Paying into your super from your before-tax pay could be a tax-effective way to grow your retirement savings.
Info sheet - July 2022
Salary sacrifice is where you agree to receive part of your remuneration in some form other than salary. In the case of super, you could forego some of your before-tax pay and have your employer pay that amount directly into your Brighter Super account.
By putting money into your super this way, you reduce your taxable income, accumulate more money for when you need it later in life and potentially take home more pay.
Salary sacrificed super contributions are taxed at 15%, which is generally less than your marginal tax rate (which could be as high as 47% including the Medicare levy). This means money going into your super account from your before-tax pay is taxed less than it normally would be if paid to you as income. By salary sacrificing your super contributions from your before-tax pay you lower your taxable income and could bring home a little extra each pay day.
If your total annual income exceeds $250,000, Division 293 tax of an additional 15% applies to any before-tax (concessional) super contributions.

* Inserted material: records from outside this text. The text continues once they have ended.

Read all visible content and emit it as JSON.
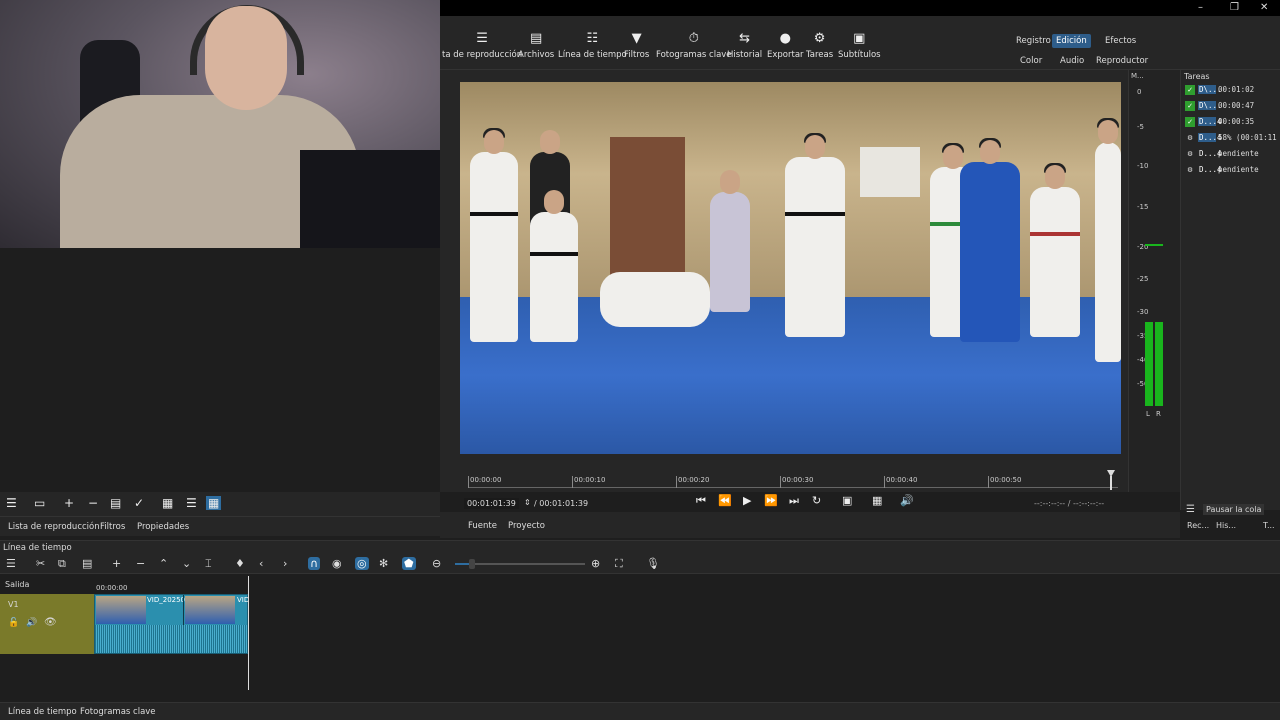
{
  "toolbar": {
    "items": [
      {
        "label": "ta de reproducción",
        "icon": "list-icon"
      },
      {
        "label": "Archivos",
        "icon": "files-icon"
      },
      {
        "label": "Línea de tiempo",
        "icon": "timeline-icon"
      },
      {
        "label": "Filtros",
        "icon": "filter-icon"
      },
      {
        "label": "Fotogramas clave",
        "icon": "stopwatch-icon"
      },
      {
        "label": "Historial",
        "icon": "history-icon"
      },
      {
        "label": "Exportar",
        "icon": "export-icon"
      },
      {
        "label": "Tareas",
        "icon": "gear-icon"
      },
      {
        "label": "Subtítulos",
        "icon": "subtitles-icon"
      }
    ],
    "layouts": {
      "registro": "Registro",
      "edicion": "Edición",
      "efectos": "Efectos",
      "color": "Color",
      "audio": "Audio",
      "reproductor": "Reproductor"
    }
  },
  "player": {
    "ruler": [
      "00:00:00",
      "00:00:10",
      "00:00:20",
      "00:00:30",
      "00:00:40",
      "00:00:50"
    ],
    "position": "00:01:01:39",
    "duration": "/ 00:01:01:39",
    "inout": "--:--:--:-- / --:--:--:--",
    "tabs": {
      "source": "Fuente",
      "project": "Proyecto"
    }
  },
  "meter": {
    "title": "M...",
    "levels": [
      "0",
      "-5",
      "-10",
      "-15",
      "-20",
      "-25",
      "-30",
      "-35",
      "-40",
      "-50"
    ],
    "left": "L",
    "right": "R"
  },
  "tasks": {
    "title": "Tareas",
    "items": [
      {
        "name": "D\\...",
        "status": "00:01:02"
      },
      {
        "name": "D\\...",
        "status": "00:00:47"
      },
      {
        "name": "D...4",
        "status": "00:00:35"
      },
      {
        "name": "D...4",
        "status": "58% (00:01:11"
      },
      {
        "name": "D...4",
        "status": "pendiente"
      },
      {
        "name": "D...4",
        "status": "pendiente"
      }
    ],
    "pause_queue": "Pausar la cola",
    "tabs": {
      "rec": "Rec...",
      "his": "His...",
      "t": "T..."
    }
  },
  "playlist": {
    "tabs": {
      "playlist": "Lista de reproducción",
      "filters": "Filtros",
      "properties": "Propiedades"
    }
  },
  "timeline": {
    "title": "Línea de tiempo",
    "output_label": "Salida",
    "track_label": "V1",
    "time_start": "00:00:00",
    "clip_label": "VID_20250",
    "clip_label_2": "VID"
  },
  "bottom_tabs": {
    "timeline": "Línea de tiempo",
    "keyframes": "Fotogramas clave"
  },
  "colors": {
    "accent": "#2e5d8a",
    "meter_green": "#19b51d",
    "track_head": "#7a7a2a",
    "clip": "#2b8fae"
  }
}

This means you pay 30% tax on concessional contributions instead of the standard 15%. See our Superannuation tax info sheet for more information.
A concessional contribution is any money you and your employer pay in to your super and includes:
There is a limit to the amount of concessional contributions you and your employer can contribute to your super each year. Everyone has a concessional contributions cap of $27,500 for the current financial year. If you exceed the cap you could pay higher tax. Read our Contribution caps info sheet for more information.
When deciding if salary sacrifice is right for you it’s worth keeping in mind that if you are between 18 and 74, you could qualify to claim a tax deduction for any personal contributions you pay into super. These contributions count towards your concessional contributions cap. Read our Tax deduction for personal contributions info sheet for details.
It’s important to check with your employer to determine if any employment benefits you currently receive that are based on your salary could be reduced under a salary sacrifice arrangement, including your employer’s superannuation guarantee contributions. To protect your benefits, it’s important you talk to your employer about the potential impact and get a detailed, written agreement in place that clearly shows how these payments will be calculated.
A before-tax super contribution isn’t a fringe benefit and is not subject to fringe benefits tax. It will be reported on your PAYG payment summary as a reportable employer superannuation contribution and may impact your eligibility for government provided benefits.
Salary sacrificed contributions do not qualify for the Australian Government’s super co-contribution of up to $500 each year. If your total annual income is less than $57,016 and you meet other eligibility requirements it could be beneficial for you to make after-tax contributions instead of (or in addition to) salary sacrifice. See our Super support for low and middle income earners info sheet for more information.
You can salary sacrifice any standard member contributions you are required to pay. You can also salary sacrifice extra amounts to your super. Keep in mind, salary sacrifice contributions count towards your annual concessional contributions cap, along with any money your employer contributes and any contributions you claim a tax deduction for.
A 15% contributions tax will be deducted from salary sacrifice contributions. To offset the contributions tax and maintain the same net amount that you add to super you will be required to increase your member contribution if you choose to make these through salary sacrifice.
See the table (below).
|Brighter Super members who need to increase||Standard member contribution||Salary sacrifice standard member contribution|
|Brisbane City Council, Queensland Urban Utilities and other associated employees||5%||5.8825%|
|Defined Benefits Fund members||6%||7.05882%|
|Members with a Defined Benefit account (former City Super)||5%||5.8825%|
For local government employees with an Accumulation account who are required to contribute 6%, the salary sacrifice contribution does not need to be increased. However, it’s important to understand that if 6% is salary sacrificed, the net amount added to super will be reduced by the 15% contributions tax.
It’s important to invest in your future and superannuation enjoys tax advantages that can make a considerable difference when you start saving. To see the difference a little extra into your super each pay can make to the amount you have when you retire, try our Retirement income calculator and Contributions optimiser, available from the Resources section of our website.
LGIAsuper Trustee (ABN 94 085 088 484) (AFSL 230511) (the Trustee) as trustee for LGIAsuper (ABN 23 053 121 564) (RSE R1000160) (the Fund) trading as Brighter Super. Brighter Super products are issued by the Trustee on behalf of the Fund. Brighter Super may refer to the Trustee or LGIAsuper as the context may be.
This info sheet provides general information only and does not take into account your individual objectives, financial situation or needs. As such, you should consider whether it is appropriate in light of your own objectives, financial situation and needs prior to making any decision. You should consult a licensed financial advisor if you require advice which does take into account your personal financial circumstances. You should also obtain and consider the Product Disclosure Statement (PDS) before making any decision to acquire any products. A Target Market Determination (TMD) is a document that outlines the target market a product has been designed for. Find the PDSs and TMDs at brightersuper.com.au/governance.